Cryptocurrency market has been growing rapidly that being an Analyst, It intrigued me what does it comprise of. In this post, I’ll explain how can we analyse the Cryptocurrency Market in R with the help of the package coinmarketcapr. Coinmarketcapr package is an R wrapper around coinmarketcap API.

Linear Regression in Python; Predict The Bay Area’s Home Prices

I chose the Bay Area housing price dataset that was sourced from Bay Area Home Sales Database and Zillow. This dataset was based on the homes sold between January 2013 and December 2015. It has many characteristics of learning. The dataset can be downloaded from here.

Machine Learning Algorithms: Which One to Choose for Your Problem

When I was beginning my way in data science, I often faced the problem of choosing the most appropriate algorithm for my specific problem. If you’re like me, when you open some article about machine learning algorithms, you see dozens of detailed descriptions. The paradox is that they don’t ease the choice. In this article for Statsbot, I will try to explain basic concepts and give some intuition of using different kinds of machine learning algorithms in different tasks. At the end of the article, you’ll find the structured overview of the main features of described algorithms.

Density Based Spatial Clustering of Applications with Noise (DBSCAN)

DBSCAN is a different type of clustering algorithm with some unique advantages. As the name indicates, this method focuses more on the proximity and density of observations to form clusters. This is very different from KMeans, where an observation becomes a part of cluster represented by nearest centroid. DBSCAN clustering can identify outliers, observations which won’t belong to any cluster. Since DBSCAN clustering identifies the number of clusters as well, it is very useful with unsupervised learning of the data when we don’t know how many clusters could be there in the data. K-Means clustering may cluster loosely related observations together. Every observation becomes a part of some cluster eventually, even if the observations are scattered far away in the vector space. Since clusters depend on the mean value of cluster elements, each data point plays a role in forming the clusters. Slight change in data points might affect the clustering outcome. This problem is greatly reduced in DBSCAN due to the way clusters are formed.

Neurosurgeon: collaborative intelligence between the cloud and the mobile edge

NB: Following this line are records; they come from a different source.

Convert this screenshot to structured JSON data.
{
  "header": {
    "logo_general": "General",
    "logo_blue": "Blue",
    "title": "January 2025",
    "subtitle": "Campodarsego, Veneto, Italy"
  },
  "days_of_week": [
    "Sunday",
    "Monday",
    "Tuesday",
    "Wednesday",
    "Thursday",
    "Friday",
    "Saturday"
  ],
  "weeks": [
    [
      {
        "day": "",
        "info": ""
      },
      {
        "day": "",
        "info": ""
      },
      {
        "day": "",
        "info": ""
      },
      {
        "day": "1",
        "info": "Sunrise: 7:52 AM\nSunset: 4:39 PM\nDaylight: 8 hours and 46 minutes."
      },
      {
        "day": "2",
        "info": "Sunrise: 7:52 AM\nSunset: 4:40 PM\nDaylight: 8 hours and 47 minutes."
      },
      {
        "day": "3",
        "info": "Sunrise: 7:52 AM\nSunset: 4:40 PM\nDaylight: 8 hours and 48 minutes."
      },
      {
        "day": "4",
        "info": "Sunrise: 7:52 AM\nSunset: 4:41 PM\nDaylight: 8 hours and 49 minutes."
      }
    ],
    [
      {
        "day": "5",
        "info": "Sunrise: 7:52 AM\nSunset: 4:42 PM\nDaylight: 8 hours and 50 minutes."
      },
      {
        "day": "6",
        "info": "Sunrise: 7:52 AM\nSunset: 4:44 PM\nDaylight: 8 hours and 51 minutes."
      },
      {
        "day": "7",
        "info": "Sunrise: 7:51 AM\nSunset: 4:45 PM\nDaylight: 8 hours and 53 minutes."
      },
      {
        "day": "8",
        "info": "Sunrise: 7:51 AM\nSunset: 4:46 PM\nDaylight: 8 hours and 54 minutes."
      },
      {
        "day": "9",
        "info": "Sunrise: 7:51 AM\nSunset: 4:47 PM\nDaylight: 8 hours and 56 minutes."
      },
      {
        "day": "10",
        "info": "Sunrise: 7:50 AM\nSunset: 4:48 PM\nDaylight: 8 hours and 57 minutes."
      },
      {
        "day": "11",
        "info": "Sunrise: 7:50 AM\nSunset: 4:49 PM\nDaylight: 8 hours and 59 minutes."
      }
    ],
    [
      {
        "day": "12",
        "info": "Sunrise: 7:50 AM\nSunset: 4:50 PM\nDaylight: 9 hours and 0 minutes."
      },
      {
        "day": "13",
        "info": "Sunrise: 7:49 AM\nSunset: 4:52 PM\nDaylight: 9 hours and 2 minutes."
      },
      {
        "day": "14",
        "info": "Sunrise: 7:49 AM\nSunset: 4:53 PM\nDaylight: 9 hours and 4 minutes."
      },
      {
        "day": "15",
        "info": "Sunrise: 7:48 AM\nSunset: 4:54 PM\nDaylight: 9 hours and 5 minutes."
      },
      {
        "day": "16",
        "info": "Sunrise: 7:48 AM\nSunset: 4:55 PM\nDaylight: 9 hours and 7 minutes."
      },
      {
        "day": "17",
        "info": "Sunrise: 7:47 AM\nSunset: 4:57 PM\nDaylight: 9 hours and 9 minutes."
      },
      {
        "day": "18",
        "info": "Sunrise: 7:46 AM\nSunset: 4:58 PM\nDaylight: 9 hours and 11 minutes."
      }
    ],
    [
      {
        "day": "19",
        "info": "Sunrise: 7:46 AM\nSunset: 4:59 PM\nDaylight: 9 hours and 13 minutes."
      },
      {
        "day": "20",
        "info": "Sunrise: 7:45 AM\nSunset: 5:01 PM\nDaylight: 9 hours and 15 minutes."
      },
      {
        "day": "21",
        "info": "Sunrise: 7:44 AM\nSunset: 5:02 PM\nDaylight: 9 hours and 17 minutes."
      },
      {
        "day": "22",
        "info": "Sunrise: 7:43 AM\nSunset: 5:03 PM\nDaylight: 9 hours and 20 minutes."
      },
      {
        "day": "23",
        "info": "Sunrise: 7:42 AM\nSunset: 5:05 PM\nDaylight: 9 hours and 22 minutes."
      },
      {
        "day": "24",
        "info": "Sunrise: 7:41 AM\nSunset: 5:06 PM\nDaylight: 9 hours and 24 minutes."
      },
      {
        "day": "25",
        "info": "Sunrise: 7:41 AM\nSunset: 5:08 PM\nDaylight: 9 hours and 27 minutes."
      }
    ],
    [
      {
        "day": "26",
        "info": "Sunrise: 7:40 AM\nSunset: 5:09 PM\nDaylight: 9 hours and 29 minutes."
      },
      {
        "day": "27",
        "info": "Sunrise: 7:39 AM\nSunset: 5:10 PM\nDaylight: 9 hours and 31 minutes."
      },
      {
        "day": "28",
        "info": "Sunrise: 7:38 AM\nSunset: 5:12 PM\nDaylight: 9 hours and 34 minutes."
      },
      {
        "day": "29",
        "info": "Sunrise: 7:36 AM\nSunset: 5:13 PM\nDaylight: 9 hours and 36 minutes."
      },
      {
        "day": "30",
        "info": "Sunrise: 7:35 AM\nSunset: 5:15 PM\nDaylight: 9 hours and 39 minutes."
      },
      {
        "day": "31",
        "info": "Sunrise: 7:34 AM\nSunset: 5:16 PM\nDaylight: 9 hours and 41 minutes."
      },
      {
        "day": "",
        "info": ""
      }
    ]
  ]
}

For a whole class of new intelligent personal assistant applications that process images, videos, speech, and text using deep neural networks, the common wisdom is that you really need to run the processing in the cloud to take advantage of powerful clusters of GPUs. Intelligent personal assistants on mobile devices such Siri, Google Now, and Cortana all fall into this category, and all perform their computations in the cloud. There’s no way, so the thinking goes, that you could do this kind of computation on the device with reasonable latency and energy consumption. What Neurosurgeon shows us is that the common wisdom is wrong! In a superbly written paper the authors demonstrate that by intelligent splitting of the computation between the cloud and the mobile device, we can reach solutions that are better for everyone.